A report sponsored by The Governor’s Office of Student Achievement and the official State Charter School Commission of Georgia, describes the performance of these state-approved charter schools as “indistinguishable” and “uneven.” From K-12, far more of these charter schools do no better — or even worse than — other local schools, while only a few manage to do better than the local schools.
Budget Cuts for Public Schools
Local schools are still dealing with austerity cuts that were started under Gov. Sonny Perdue and continued under Gov. Deal.
This past legislative session, Gov. Deal supported a “budget increase” for education, including a much heralded move to increase teacher pay by three percent. But 20 percent of the state’s school districts are still furloughing teachers — unable to employ them full time — meaning this small budget move will do little more than allow schools to return to normal. Calling it a 3 percent pay raise is not just disingenuous, given the circumstances — it’s pure political posturing.
Georgia public schools faced a $1 billion shortfall in their budgets from 2010-2014, due to the state underfunding the Quality Basic Education (QBE) funding formula that has been in place since 1985, determining how much money schools should get per student.
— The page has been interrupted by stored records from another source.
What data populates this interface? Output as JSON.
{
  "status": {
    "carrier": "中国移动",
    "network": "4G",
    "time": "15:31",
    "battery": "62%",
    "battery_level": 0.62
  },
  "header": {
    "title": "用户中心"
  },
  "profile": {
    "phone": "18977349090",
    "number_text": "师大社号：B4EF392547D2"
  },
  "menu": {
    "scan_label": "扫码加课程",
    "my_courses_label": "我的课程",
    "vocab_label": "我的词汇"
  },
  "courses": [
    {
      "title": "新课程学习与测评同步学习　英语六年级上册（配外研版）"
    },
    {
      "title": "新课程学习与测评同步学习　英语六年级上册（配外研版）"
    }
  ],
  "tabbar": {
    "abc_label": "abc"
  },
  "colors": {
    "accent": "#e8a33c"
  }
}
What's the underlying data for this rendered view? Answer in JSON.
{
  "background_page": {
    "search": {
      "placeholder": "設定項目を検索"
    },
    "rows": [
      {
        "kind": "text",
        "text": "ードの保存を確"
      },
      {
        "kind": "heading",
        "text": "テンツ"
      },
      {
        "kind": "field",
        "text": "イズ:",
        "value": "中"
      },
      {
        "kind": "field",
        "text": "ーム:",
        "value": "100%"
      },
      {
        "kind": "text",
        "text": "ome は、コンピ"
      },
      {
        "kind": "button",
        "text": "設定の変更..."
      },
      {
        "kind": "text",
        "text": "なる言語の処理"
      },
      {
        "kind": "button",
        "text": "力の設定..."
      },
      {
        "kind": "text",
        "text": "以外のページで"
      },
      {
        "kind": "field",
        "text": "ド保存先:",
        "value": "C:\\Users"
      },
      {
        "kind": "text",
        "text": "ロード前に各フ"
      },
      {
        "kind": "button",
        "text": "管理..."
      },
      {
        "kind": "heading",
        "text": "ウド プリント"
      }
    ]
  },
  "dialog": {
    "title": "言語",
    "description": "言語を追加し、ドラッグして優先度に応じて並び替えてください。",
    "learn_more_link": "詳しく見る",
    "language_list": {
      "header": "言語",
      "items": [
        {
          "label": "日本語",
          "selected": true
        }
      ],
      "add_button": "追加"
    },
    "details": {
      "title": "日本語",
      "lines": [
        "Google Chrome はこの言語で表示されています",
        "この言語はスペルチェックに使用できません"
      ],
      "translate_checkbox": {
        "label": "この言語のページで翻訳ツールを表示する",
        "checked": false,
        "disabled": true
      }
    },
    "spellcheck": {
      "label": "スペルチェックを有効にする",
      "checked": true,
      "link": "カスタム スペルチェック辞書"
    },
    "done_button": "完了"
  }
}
In 2015, the approved budget still included $746 million less than the funding formula called for. The most recent budget, for the 2017 fiscal year, reduced the austerity cuts to K-12 schools by $300 million, but still leave a $166 million shortfall in place. The budget “increase” Gov. Deal has backed hardly qualify as a robust investment, as the state continues to fail to meet its most basic school funding obligations.
During the same time, the state cut its contribution to critical transportation and health care costs districts must contend with, leaving school districts to continue to try make ends meet with too few dollars.
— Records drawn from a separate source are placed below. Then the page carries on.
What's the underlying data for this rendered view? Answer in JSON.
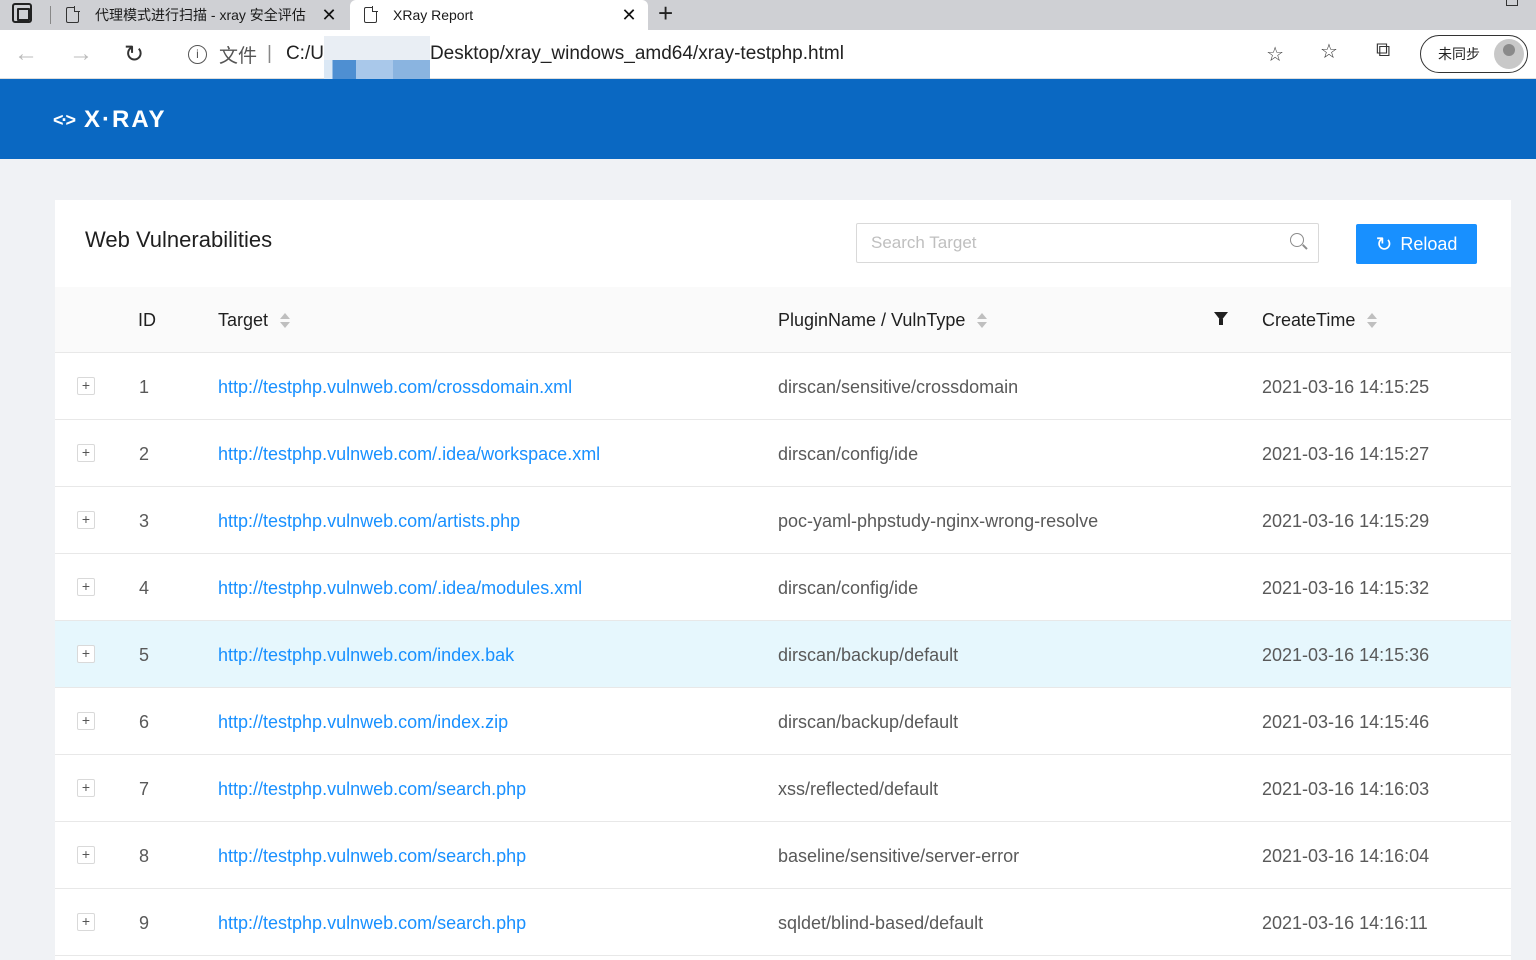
{
  "browser": {
    "tabs": [
      {
        "title": "代理模式进行扫描 - xray 安全评估",
        "close": "✕"
      },
      {
        "title": "XRay Report",
        "close": "✕"
      }
    ],
    "new_tab": "+",
    "address": {
      "scheme_label": "文件",
      "separator": "|",
      "url_prefix": "C:/U",
      "url_suffix": "Desktop/xray_windows_amd64/xray-testphp.html"
    },
    "profile_label": "未同步"
  },
  "app": {
    "logo_mark": "<·>",
    "logo_text": "X·RAY"
  },
  "card": {
    "title": "Web Vulnerabilities",
    "search_placeholder": "Search Target",
    "reload_label": "Reload"
  },
  "table": {
    "columns": [
      "ID",
      "Target",
      "PluginName / VulnType",
      "CreateTime"
    ],
    "rows": [
      {
        "id": "1",
        "target": "http://testphp.vulnweb.com/crossdomain.xml",
        "plugin": "dirscan/sensitive/crossdomain",
        "time": "2021-03-16 14:15:25"
      },
      {
        "id": "2",
        "target": "http://testphp.vulnweb.com/.idea/workspace.xml",
        "plugin": "dirscan/config/ide",
        "time": "2021-03-16 14:15:27"
      },
      {
        "id": "3",
        "target": "http://testphp.vulnweb.com/artists.php",
        "plugin": "poc-yaml-phpstudy-nginx-wrong-resolve",
        "time": "2021-03-16 14:15:29"
      },
      {
        "id": "4",
        "target": "http://testphp.vulnweb.com/.idea/modules.xml",
        "plugin": "dirscan/config/ide",
        "time": "2021-03-16 14:15:32"
      },
      {
        "id": "5",
        "target": "http://testphp.vulnweb.com/index.bak",
        "plugin": "dirscan/backup/default",
        "time": "2021-03-16 14:15:36"
      },
      {
        "id": "6",
        "target": "http://testphp.vulnweb.com/index.zip",
        "plugin": "dirscan/backup/default",
        "time": "2021-03-16 14:15:46"
      },
      {
        "id": "7",
        "target": "http://testphp.vulnweb.com/search.php",
        "plugin": "xss/reflected/default",
        "time": "2021-03-16 14:16:03"
      },
      {
        "id": "8",
        "target": "http://testphp.vulnweb.com/search.php",
        "plugin": "baseline/sensitive/server-error",
        "time": "2021-03-16 14:16:04"
      },
      {
        "id": "9",
        "target": "http://testphp.vulnweb.com/search.php",
        "plugin": "sqldet/blind-based/default",
        "time": "2021-03-16 14:16:11"
      }
    ],
    "expand_symbol": "+"
  },
  "colors": {
    "header_bg": "#0a68c2",
    "accent": "#1890ff",
    "row_highlight": "#e6f7fd"
  }
}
Coincidentally, the same year the constitutional amendment allowing the state to approve for-profit corporate schools passed, the state stopped funding health insurance for essential employees like bus drivers, cafeteria workers and administrative staff.
These financial stressors are compounded by the growth in Georgia’s student population, and, in particular, the high percent of public school students receiving free or reduced lunch — an indication of poverty. In Georgia, nearly 60 percent of kids in school are receiving free or reduced lunch.
As Athens Herald-Banner education columnist Myra Blackmon notes, “socioeconomic status is the single largest contributing factor to a child’s academic performance. Poor children start school behind in vocabulary, basic readiness measures and the social skills that kids need to learn in a classroom setting.”
So where is the commitment from Gov. Deal to invest in the services these students absolutely need to do well in school? Underfunding public schools is no way to ensure these students have the extra teaching time, access to guidance counselors and support structures in place they need to truly thrive in school.
Before Gov. Deal dupes voters into another “Yes” vote to help out-of-state, for-profit corporations make more money in Georgia; before voters consider if the people who won’t even fully fund Georgia’s public schools should be in charge of the “failing” ones; before voters consider the school takeover amendment, they need to consider if Gov. Deal has shown the kind of leadership required to invest in students and teachers and give our schools the tools they need to succeed.